Second, students or groups make their own mind maps on their preliminary topics.

Students use whiteboards or paper (or tools like LucidChart or Miro) to make a mindmap on their own topic or possible topic. It can be made up of words, keywords, concepts, search terms, names, events, questions, things they know about the topic, things they don’t know about the topic, drawings, anything! Librarians who use this activity usually challenge students to make 15 bubbles in 4 minutes (a goal and timeframe help to encourage quick ideas)

Third, students share their initial map with a partner or group. 

In this most critical step, instructors can ask students to turn to the person/group next to them and briefly share their topic and mind map— they can add more items to their mind map as they talk, too. Listeners can also give suggestions, but the focus is on providing the mapper room to explore and verbalize what they notice about their topic and associations.  Be sure to ask students to snap a picture of their maps for later use.

Using what students have generated: Questions to ask of map makers

Where do you want to start research first?

Writers start too broadly with research, so the mind map can help students see how big a topic is and how many sub-topics or roads there are. One next step is to look at the branches of their mind map to narrow the direction they want to head first. Following branches could lead to a more focused topic or another set of branches and concepts to further restrict the focus and range of their subjects.
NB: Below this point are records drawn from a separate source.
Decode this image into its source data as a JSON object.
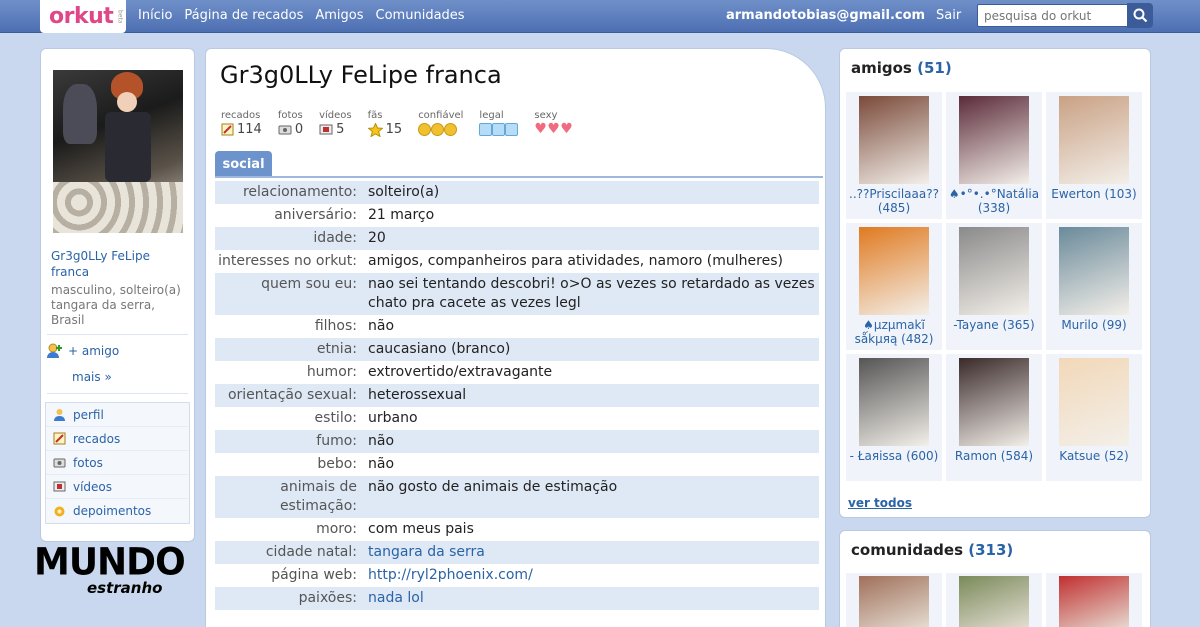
{
  "header": {
    "logo_text": "orkut",
    "logo_badge": "beta",
    "nav": [
      "Início",
      "Página de recados",
      "Amigos",
      "Comunidades"
    ],
    "email": "armandotobias@gmail.com",
    "logout": "Sair",
    "search_placeholder": "pesquisa do orkut"
  },
  "sidebar": {
    "name": "Gr3g0LLy FeLipe franca",
    "info": "masculino, solteiro(a) tangara da serra, Brasil",
    "add_friend": "+ amigo",
    "more": "mais »",
    "menu": [
      {
        "label": "perfil",
        "icon": "profile-icon"
      },
      {
        "label": "recados",
        "icon": "scrap-icon"
      },
      {
        "label": "fotos",
        "icon": "camera-icon"
      },
      {
        "label": "vídeos",
        "icon": "video-icon"
      },
      {
        "label": "depoimentos",
        "icon": "testimonial-icon"
      }
    ]
  },
  "watermark": {
    "line1": "MUNDO",
    "line2": "estranho"
  },
  "profile": {
    "name": "Gr3g0LLy FeLipe franca",
    "stats": [
      {
        "label": "recados",
        "value": "114"
      },
      {
        "label": "fotos",
        "value": "0"
      },
      {
        "label": "vídeos",
        "value": "5"
      },
      {
        "label": "fãs",
        "value": "15"
      }
    ],
    "ratings": [
      {
        "label": "confiável",
        "count": 3
      },
      {
        "label": "legal",
        "count": 3
      },
      {
        "label": "sexy",
        "count": 3
      }
    ],
    "tab": "social",
    "rows": [
      {
        "k": "relacionamento:",
        "v": "solteiro(a)",
        "link": false
      },
      {
        "k": "aniversário:",
        "v": "21 março",
        "link": false
      },
      {
        "k": "idade:",
        "v": "20",
        "link": false
      },
      {
        "k": "interesses no orkut:",
        "v": "amigos, companheiros para atividades, namoro (mulheres)",
        "link": false
      },
      {
        "k": "quem sou eu:",
        "v": "nao sei tentando descobri! o>O as vezes so retardado as vezes chato pra cacete as vezes legl",
        "link": false
      },
      {
        "k": "filhos:",
        "v": "não",
        "link": false
      },
      {
        "k": "etnia:",
        "v": "caucasiano (branco)",
        "link": false
      },
      {
        "k": "humor:",
        "v": "extrovertido/extravagante",
        "link": false
      },
      {
        "k": "orientação sexual:",
        "v": "heterossexual",
        "link": false
      },
      {
        "k": "estilo:",
        "v": "urbano",
        "link": false
      },
      {
        "k": "fumo:",
        "v": "não",
        "link": false
      },
      {
        "k": "bebo:",
        "v": "não",
        "link": false
      },
      {
        "k": "animais de estimação:",
        "v": "não gosto de animais de estimação",
        "link": false
      },
      {
        "k": "moro:",
        "v": "com meus pais",
        "link": false
      },
      {
        "k": "cidade natal:",
        "v": "tangara da serra",
        "link": true
      },
      {
        "k": "página web:",
        "v": "http://ryl2phoenix.com/",
        "link": true
      },
      {
        "k": "paixões:",
        "v": "nada lol",
        "link": true
      }
    ]
  },
  "friends": {
    "title": "amigos",
    "count": "(51)",
    "items": [
      {
        "name": "..??Priscilaaa?? (485)",
        "color": "#7a4a3a"
      },
      {
        "name": "♠•°•.•°Natália (338)",
        "color": "#5b2b3a"
      },
      {
        "name": "Ewerton (103)",
        "color": "#c9a184"
      },
      {
        "name": "♠µzµmakĩ sǻkµяą (482)",
        "color": "#e07a20"
      },
      {
        "name": "-Tayane (365)",
        "color": "#8a8a8a"
      },
      {
        "name": "Murilo (99)",
        "color": "#6a8a9a"
      },
      {
        "name": "- Łaяissa (600)",
        "color": "#555555"
      },
      {
        "name": "Ramon (584)",
        "color": "#3a2a2a"
      },
      {
        "name": "Katsue (52)",
        "color": "#f2d8b8"
      }
    ],
    "see_all": "ver todos"
  },
  "communities": {
    "title": "comunidades",
    "count": "(313)",
    "items": [
      {
        "color": "#a0705a"
      },
      {
        "color": "#7a8a5a"
      },
      {
        "color": "#c03030"
      }
    ]
  }
}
Who is researching and writing on your topic?

For many interdisciplinary topics, it can be hard to identify where to search -- so quickly asking students to write down (on the whiteboard) who they think might be doing research and writing on the topic is helpful -- e.g., doctors, teachers, lawyers, engineers, business professors, historians, psychology, communications studies, and so on. This information can help to identify a useful article database using our list of subjects.

Using these keywords, what are you finding?
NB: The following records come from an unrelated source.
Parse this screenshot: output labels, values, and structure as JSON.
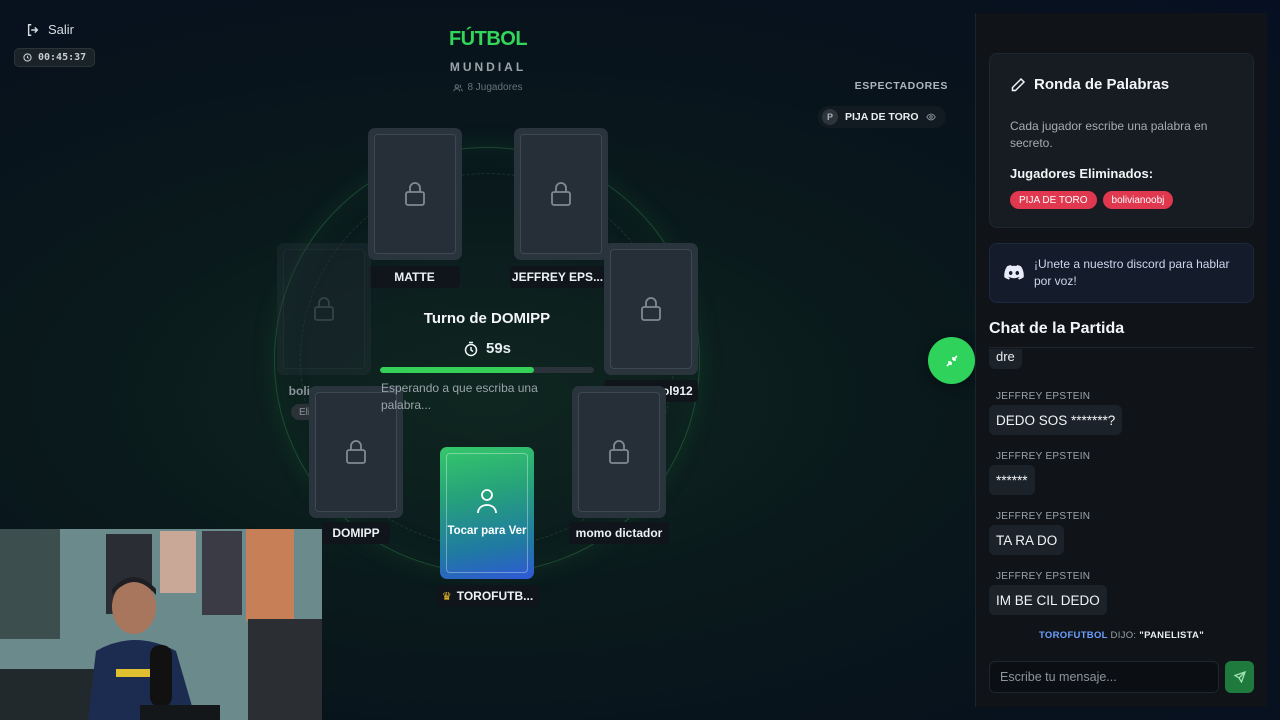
{
  "header": {
    "exit_label": "Salir",
    "elapsed": "00:45:37",
    "title": "FÚTBOL",
    "subtitle": "MUNDIAL",
    "players_count": "8 Jugadores"
  },
  "spectators": {
    "title": "ESPECTADORES",
    "items": [
      {
        "initial": "P",
        "name": "PIJA DE TORO"
      }
    ]
  },
  "table": {
    "players": [
      {
        "name": "MATTE"
      },
      {
        "name": "JEFFREY EPS..."
      },
      {
        "name": "bolivianoobj",
        "status": "Eliminado"
      },
      {
        "name": "Dedofutbol912"
      },
      {
        "name": "DOMIPP"
      },
      {
        "name": "momo dictador"
      }
    ],
    "my_card": {
      "label": "Tocar para Ver",
      "name": "TOROFUTB..."
    },
    "turn_title": "Turno de DOMIPP",
    "turn_seconds": "59s",
    "turn_progress": 0.72,
    "waiting": "Esperando a que escriba una palabra..."
  },
  "round": {
    "title": "Ronda de Palabras",
    "description": "Cada jugador escribe una palabra en secreto.",
    "eliminated_title": "Jugadores Eliminados:",
    "eliminated": [
      "PIJA DE TORO",
      "bolivianoobj"
    ]
  },
  "discord": {
    "text": "¡Unete a nuestro discord para hablar por voz!"
  },
  "chat": {
    "title": "Chat de la Partida",
    "cut_message": "dre",
    "messages": [
      {
        "user": "JEFFREY EPSTEIN",
        "text": "DEDO SOS *******?"
      },
      {
        "user": "JEFFREY EPSTEIN",
        "text": "******"
      },
      {
        "user": "JEFFREY EPSTEIN",
        "text": "TA RA DO"
      },
      {
        "user": "JEFFREY EPSTEIN",
        "text": "IM BE CIL DEDO"
      }
    ],
    "system": {
      "who": "TOROFUTBOL",
      "said": "DIJO:",
      "word": "\"PANELISTA\""
    },
    "input_placeholder": "Escribe tu mensaje..."
  },
  "colors": {
    "accent": "#32d65a",
    "danger": "#e0384f",
    "panel": "#101419"
  }
}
After 10–15 minutes of searching using library databases or other search tools, ask students to pick one useful source. Have students write it on the board or read one aloud in class. It brings the activity full circle and also lets others in the class continue to get familiar with this academic publishing and a sense of some of the sources their classmates are finding (even on different topics).

Closing the loop: From map to the research question

Students may arrive in our classes with experience in writing from sources and engaging in attribution; for many, those features define research writing. They may need help understanding what research writing means in specific disciplinary contexts. In health sciences, developing a research question may focus on a PICOT question, while in communication studies, students may devise research questions to be answered with an argumentative thesis. Different mapping strategies might be more appropriate to your teaching context, including idea maps, concept maps, and argument maps.

Additional notes on mapping for researchers:
  • Mindmaps can be used at many stages—the beginning, middle, and end of a project—to explore a new topic or fill research gaps. 
  • Maps can also take many forms, from free-flowing word clouds to linear or hierarchical structures of relationships.
  • Mindmaps can also be used to take notes on readings (or lectures) 
  • Mindmaps can outline a paper or project (video, presentation, podcast, etc.)
  • Mindmaps can be helpful to new researchers, to those new to a topic, or to those who have been working on a topic for decades.

Further Support

The University Libraries offer resources for course-integrated instruction with librarians.  Additional information about this service and others can be found on the library’s Resources for Instructors page.

See the Teaching with Writing pages and our Teaching Resources for more good advice. Our WAC program hosts the popular Teaching with Writing event series. Each semester, this series offers free workshops and discussions. Visit us online and follow us on Twitter @UMNWriting. Contact us to schedule a phone, email, or face-to-face teaching consultation.